the 1956 blockbuster The Ten Commandments;
General Bounine in Anastasia and Chris Adams in The Magnificent Seven.
Brynner was noted for his distinctive voice and for his shaved head, which he maintained as a personal trademark long after adopting it for his initial role in The King and I.
He was also a photographer and the author of two books. In addition to his work as a performer, Brynner was an active photographer and wrote two books.
His daughter Victoria put together Yul Brynner: Photographer a collection of his photographs of family, friends, and fellow actors, as well as those he took while serving as a UN special consultant on refugees.
Brynner wrote Bring Forth the Children: A Journey to the Forgotten People of Europe and the Middle East (1960) with photographs by himself and Inge Morath a Magnum photographer and also The Yul Brynner Cookbook: Food Fit for the King and You (1983)
A student of music from childhood, Brynner was an accomplished guitarist and singer. In his early period in Europe he often played and sang gypsy songs in Parisian nightclubs with Aliosha Dimitrievitch.

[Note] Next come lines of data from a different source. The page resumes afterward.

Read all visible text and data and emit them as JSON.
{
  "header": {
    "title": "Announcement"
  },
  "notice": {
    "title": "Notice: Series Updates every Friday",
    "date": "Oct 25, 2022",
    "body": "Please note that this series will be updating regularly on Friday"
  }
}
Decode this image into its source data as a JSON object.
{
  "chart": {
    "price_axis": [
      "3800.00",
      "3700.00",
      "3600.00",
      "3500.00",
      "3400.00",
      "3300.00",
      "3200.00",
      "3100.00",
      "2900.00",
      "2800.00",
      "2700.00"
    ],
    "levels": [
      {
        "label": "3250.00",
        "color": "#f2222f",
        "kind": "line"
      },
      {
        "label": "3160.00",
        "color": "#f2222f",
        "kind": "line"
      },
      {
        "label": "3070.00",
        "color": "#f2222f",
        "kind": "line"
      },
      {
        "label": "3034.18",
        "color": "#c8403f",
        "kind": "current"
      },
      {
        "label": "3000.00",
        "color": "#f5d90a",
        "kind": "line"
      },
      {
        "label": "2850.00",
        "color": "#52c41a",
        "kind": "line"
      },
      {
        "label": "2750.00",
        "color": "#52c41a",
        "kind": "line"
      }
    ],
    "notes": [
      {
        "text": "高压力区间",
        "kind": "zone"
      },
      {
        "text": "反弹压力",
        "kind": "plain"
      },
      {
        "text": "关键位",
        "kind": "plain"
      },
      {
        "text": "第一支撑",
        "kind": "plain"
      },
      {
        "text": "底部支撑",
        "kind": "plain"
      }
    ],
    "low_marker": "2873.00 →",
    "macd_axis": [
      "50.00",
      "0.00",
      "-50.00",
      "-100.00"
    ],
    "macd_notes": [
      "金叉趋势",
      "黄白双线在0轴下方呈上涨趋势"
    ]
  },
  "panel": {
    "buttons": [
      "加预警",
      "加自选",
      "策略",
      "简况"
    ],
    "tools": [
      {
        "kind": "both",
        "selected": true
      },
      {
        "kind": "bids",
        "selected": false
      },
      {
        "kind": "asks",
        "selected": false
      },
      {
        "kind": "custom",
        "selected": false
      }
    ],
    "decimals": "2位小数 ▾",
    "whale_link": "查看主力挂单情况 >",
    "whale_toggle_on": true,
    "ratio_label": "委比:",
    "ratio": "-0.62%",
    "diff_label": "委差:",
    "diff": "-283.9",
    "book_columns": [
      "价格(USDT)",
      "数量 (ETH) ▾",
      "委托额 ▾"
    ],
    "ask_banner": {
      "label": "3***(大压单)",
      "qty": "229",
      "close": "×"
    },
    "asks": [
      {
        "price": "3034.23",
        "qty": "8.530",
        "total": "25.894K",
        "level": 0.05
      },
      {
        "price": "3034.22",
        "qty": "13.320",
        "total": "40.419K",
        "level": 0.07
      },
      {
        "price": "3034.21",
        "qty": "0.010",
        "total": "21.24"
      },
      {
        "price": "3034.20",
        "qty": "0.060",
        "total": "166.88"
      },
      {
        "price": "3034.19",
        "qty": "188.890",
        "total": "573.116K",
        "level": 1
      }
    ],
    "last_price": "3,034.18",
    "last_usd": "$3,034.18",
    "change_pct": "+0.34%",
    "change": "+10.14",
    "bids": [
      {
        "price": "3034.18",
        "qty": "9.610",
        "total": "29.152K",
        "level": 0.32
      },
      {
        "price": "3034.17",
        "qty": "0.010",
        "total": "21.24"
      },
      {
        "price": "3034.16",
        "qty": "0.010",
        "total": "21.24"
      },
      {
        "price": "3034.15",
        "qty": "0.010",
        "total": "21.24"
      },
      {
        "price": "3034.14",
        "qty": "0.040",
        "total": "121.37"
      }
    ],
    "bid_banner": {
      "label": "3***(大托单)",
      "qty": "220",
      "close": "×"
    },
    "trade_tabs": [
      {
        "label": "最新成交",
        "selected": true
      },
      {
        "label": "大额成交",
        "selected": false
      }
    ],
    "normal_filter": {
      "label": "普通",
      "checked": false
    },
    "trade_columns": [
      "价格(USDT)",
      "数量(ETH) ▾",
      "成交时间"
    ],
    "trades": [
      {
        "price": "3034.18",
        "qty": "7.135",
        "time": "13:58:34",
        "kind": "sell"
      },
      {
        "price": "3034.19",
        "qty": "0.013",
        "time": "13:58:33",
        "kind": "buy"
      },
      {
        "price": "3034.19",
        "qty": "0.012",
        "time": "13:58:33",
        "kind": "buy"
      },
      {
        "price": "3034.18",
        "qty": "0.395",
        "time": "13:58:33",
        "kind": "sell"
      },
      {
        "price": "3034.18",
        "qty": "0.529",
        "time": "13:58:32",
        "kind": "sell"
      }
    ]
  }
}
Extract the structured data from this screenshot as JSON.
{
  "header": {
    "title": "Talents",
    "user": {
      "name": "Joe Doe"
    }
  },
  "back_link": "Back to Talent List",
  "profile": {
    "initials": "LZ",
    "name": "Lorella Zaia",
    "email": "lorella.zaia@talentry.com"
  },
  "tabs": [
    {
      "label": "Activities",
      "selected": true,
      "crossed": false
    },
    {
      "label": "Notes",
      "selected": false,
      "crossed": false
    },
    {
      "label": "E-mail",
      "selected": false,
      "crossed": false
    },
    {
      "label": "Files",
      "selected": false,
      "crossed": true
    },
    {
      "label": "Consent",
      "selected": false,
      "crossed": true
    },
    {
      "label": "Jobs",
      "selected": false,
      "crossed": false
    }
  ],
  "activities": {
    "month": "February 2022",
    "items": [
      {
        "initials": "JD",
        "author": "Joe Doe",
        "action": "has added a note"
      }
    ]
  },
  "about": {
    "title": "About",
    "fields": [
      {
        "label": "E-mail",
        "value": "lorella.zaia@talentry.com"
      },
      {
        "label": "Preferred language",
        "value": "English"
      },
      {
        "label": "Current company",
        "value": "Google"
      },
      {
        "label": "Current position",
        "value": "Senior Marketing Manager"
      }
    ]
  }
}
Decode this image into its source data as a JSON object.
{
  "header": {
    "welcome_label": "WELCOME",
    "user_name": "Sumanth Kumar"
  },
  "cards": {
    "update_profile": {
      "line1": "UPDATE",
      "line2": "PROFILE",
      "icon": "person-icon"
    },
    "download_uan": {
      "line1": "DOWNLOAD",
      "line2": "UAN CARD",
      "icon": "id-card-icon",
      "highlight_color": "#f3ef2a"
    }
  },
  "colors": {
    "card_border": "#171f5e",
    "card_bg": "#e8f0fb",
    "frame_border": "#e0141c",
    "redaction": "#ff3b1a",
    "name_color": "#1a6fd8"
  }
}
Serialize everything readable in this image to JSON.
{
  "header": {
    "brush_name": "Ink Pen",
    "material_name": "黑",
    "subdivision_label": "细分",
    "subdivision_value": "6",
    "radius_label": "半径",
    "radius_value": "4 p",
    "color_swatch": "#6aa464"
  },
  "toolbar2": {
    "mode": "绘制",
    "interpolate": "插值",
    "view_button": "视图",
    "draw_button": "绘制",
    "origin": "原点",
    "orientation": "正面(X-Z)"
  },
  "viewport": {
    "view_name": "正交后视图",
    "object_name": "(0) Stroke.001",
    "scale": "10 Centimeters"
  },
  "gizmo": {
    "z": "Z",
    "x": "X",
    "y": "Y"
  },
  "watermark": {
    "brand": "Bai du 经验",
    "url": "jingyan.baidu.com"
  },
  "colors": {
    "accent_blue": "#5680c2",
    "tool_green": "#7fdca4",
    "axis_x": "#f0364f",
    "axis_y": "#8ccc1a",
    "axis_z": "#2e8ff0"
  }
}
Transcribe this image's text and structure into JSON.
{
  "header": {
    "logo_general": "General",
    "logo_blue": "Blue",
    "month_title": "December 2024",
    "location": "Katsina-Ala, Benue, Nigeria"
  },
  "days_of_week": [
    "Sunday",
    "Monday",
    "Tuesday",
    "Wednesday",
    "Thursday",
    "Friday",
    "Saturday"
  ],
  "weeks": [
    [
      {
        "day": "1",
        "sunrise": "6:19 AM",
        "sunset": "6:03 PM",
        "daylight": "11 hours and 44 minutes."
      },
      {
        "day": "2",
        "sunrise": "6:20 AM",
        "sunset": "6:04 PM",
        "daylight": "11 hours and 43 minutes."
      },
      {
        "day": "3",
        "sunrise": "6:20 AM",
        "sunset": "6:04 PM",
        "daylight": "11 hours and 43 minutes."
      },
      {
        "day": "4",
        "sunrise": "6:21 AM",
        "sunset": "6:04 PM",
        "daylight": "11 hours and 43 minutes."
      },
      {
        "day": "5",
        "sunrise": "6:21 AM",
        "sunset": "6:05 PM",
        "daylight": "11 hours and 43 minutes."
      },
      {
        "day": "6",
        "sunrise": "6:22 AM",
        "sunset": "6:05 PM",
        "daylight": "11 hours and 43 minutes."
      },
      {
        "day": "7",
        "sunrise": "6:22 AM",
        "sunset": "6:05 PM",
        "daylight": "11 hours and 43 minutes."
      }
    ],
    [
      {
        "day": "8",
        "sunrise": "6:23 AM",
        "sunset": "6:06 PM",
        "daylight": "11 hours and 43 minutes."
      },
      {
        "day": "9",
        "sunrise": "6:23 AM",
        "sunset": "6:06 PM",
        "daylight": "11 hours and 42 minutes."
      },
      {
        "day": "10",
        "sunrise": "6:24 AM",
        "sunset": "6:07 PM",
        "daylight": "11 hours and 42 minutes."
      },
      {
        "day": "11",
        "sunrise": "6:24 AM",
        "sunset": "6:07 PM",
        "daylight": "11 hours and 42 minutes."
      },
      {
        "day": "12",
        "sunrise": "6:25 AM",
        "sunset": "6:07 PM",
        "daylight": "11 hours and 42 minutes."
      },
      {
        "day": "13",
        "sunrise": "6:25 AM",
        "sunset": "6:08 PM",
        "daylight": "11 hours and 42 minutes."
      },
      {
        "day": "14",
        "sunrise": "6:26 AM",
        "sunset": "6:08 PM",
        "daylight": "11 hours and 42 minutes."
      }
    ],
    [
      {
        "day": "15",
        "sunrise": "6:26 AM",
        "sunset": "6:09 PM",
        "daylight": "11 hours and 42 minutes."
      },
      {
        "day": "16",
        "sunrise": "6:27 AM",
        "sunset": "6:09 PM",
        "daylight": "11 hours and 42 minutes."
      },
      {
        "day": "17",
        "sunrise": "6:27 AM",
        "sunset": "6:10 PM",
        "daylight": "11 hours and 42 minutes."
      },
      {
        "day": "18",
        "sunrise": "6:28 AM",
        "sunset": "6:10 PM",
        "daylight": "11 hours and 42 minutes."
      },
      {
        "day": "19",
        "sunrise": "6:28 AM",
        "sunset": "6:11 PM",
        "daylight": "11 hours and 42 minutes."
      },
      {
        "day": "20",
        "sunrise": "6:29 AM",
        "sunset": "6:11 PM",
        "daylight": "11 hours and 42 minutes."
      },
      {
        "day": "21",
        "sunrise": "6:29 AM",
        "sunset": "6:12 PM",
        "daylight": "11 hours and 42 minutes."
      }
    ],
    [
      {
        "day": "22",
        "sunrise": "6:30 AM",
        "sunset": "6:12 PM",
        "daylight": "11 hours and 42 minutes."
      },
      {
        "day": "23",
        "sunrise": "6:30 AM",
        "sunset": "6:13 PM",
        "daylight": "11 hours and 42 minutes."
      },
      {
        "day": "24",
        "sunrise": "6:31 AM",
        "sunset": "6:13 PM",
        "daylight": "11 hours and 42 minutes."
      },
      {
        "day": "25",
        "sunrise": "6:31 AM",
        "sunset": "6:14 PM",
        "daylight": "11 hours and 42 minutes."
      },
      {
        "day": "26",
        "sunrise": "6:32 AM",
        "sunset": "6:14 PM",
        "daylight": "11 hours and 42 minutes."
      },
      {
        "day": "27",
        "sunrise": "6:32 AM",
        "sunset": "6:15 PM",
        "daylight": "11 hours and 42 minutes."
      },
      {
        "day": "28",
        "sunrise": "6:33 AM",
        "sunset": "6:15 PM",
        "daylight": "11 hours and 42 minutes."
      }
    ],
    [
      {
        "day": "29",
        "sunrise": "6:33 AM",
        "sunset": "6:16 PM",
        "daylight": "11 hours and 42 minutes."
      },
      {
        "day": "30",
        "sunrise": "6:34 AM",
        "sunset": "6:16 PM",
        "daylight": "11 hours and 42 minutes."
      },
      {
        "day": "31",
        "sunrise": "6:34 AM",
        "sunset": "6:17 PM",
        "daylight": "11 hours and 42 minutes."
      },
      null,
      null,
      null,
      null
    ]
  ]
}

He sang some of those same songs in the film The Brothers of Karamazov. In 1967 he and Dimitrievitch released a record album The Gypsy and I: Yul Brynner Sings Gypsy Songs.